For all its progress, the study of popular culture remains a site of healthy questioning. What exactly is popular culture? How should it be studied? What forces come together in producing, disseminating, and consuming it? Is it always conformist, or has it the power to subvert, refashion, resist, and destabilize the status quo? How does it differ from folk culture, mass culture, commercial culture? Is the line between "high" and "low" merely arbitrary? Do the popular arts have a distinctive aesthetics? This collection offers a wide range of responses to these and similar questions.

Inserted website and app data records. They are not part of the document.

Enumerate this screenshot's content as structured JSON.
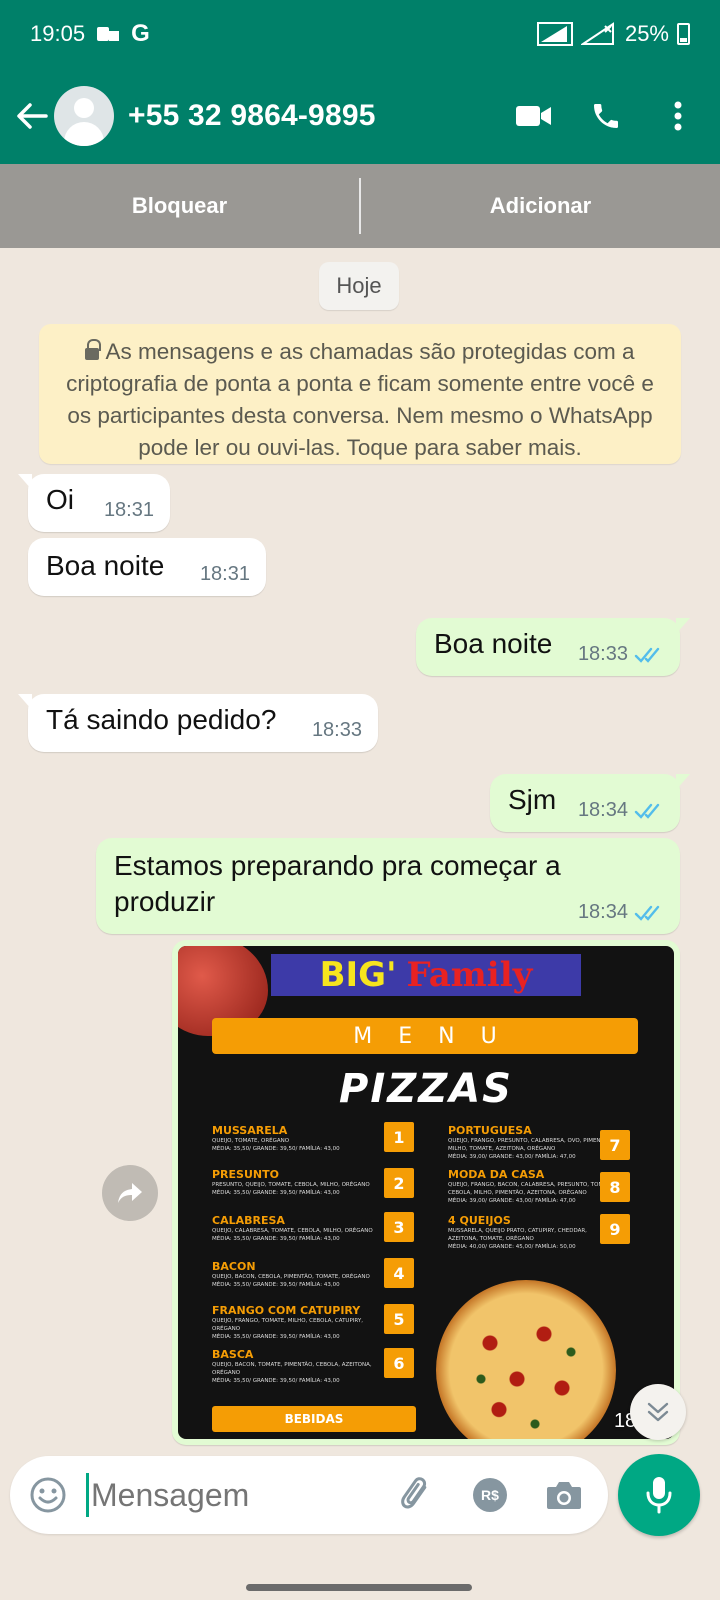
{
  "status_bar": {
    "time": "19:05",
    "carrier_icon": "G",
    "battery": "25%"
  },
  "contact": {
    "name": "+55 32 9864-9895"
  },
  "block_bar": {
    "block": "Bloquear",
    "add": "Adicionar"
  },
  "chat": {
    "date_chip": "Hoje",
    "encryption_notice": "As mensagens e as chamadas são protegidas com a criptografia de ponta a ponta e ficam somente entre você e os participantes desta conversa. Nem mesmo o WhatsApp pode ler ou ouvi-las. Toque para saber mais.",
    "messages": [
      {
        "dir": "in",
        "text": "Oi",
        "time": "18:31"
      },
      {
        "dir": "in",
        "text": "Boa noite",
        "time": "18:31"
      },
      {
        "dir": "out",
        "text": "Boa noite",
        "time": "18:33",
        "status": "read"
      },
      {
        "dir": "in",
        "text": "Tá saindo pedido?",
        "time": "18:33"
      },
      {
        "dir": "out",
        "text": "Sjm",
        "time": "18:34",
        "status": "read"
      },
      {
        "dir": "out",
        "text_line1": "Estamos preparando pra começar a",
        "text_line2": "produzir",
        "time": "18:34",
        "status": "read"
      }
    ],
    "image_message": {
      "time": "18:35",
      "menu": {
        "brand_big": "BIG'",
        "brand_family": "Family",
        "menu_label": "MENU",
        "heading": "PIZZAS",
        "drinks": "BEBIDAS",
        "items": [
          {
            "num": "1",
            "name": "MUSSARELA",
            "desc": "QUEIJO, TOMATE, ORÉGANO",
            "prices": "MÉDIA: 35,50/ GRANDE: 39,50/ FAMÍLIA: 43,00"
          },
          {
            "num": "2",
            "name": "PRESUNTO",
            "desc": "PRESUNTO, QUEIJO, TOMATE, CEBOLA, MILHO, ORÉGANO",
            "prices": "MÉDIA: 35,50/ GRANDE: 39,50/ FAMÍLIA: 43,00"
          },
          {
            "num": "3",
            "name": "CALABRESA",
            "desc": "QUEIJO, CALABRESA, TOMATE, CEBOLA, MILHO, ORÉGANO",
            "prices": "MÉDIA: 35,50/ GRANDE: 39,50/ FAMÍLIA: 43,00"
          },
          {
            "num": "4",
            "name": "BACON",
            "desc": "QUEIJO, BACON, CEBOLA, PIMENTÃO, TOMATE, ORÉGANO",
            "prices": "MÉDIA: 35,50/ GRANDE: 39,50/ FAMÍLIA: 43,00"
          },
          {
            "num": "5",
            "name": "FRANGO COM CATUPIRY",
            "desc": "QUEIJO, FRANGO, TOMATE, MILHO, CEBOLA, CATUPIRY, ORÉGANO",
            "prices": "MÉDIA: 35,50/ GRANDE: 39,50/ FAMÍLIA: 43,00"
          },
          {
            "num": "6",
            "name": "BASCA",
            "desc": "QUEIJO, BACON, TOMATE, PIMENTÃO, CEBOLA, AZEITONA, ORÉGANO",
            "prices": "MÉDIA: 35,50/ GRANDE: 39,50/ FAMÍLIA: 43,00"
          },
          {
            "num": "7",
            "name": "PORTUGUESA",
            "desc": "QUEIJO, FRANGO, PRESUNTO, CALABRESA, OVO, PIMENTÃO, MILHO, TOMATE, AZEITONA, ORÉGANO",
            "prices": "MÉDIA: 39,00/ GRANDE: 43,00/ FAMÍLIA: 47,00"
          },
          {
            "num": "8",
            "name": "MODA DA CASA",
            "desc": "QUEIJO, FRANGO, BACON, CALABRESA, PRESUNTO, TOMATE, CEBOLA, MILHO, PIMENTÃO, AZEITONA, ORÉGANO",
            "prices": "MÉDIA: 39,00/ GRANDE: 43,00/ FAMÍLIA: 47,00"
          },
          {
            "num": "9",
            "name": "4 QUEIJOS",
            "desc": "MUSSARELA, QUEIJO PRATO, CATUPIRY, CHEDDAR, AZEITONA, TOMATE, ORÉGANO",
            "prices": "MÉDIA: 40,00/ GRANDE: 45,00/ FAMÍLIA: 50,00"
          }
        ]
      }
    }
  },
  "composer": {
    "placeholder": "Mensagem",
    "payment_label": "R$"
  },
  "colors": {
    "header": "#008069",
    "accent": "#00a884",
    "outgoing_bubble": "#e2fbd3",
    "read_ticks": "#53bdeb"
  }
}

Edited by Harold E. Hinds, Jr., Marilyn F. Motz, and Angela M. S. Nelson, Popular Culture Theory and Methodology charts some of the key turning points in the "culture wars" and leads us through the central debates in this fast developing discipline. Authors of the more than two dozen studies, several of which are newly published here include John Cawelti, Russel B. Nye, Ray B. Browne, Fred E. H. Schroeder, John Fiske, Lawrence Mintz, David Feldman, Roger Rollin, Harold Schechter, S. Elizabeth Bird, and Harold E. Hinds, Jr. A valuable bibliography completes the volume.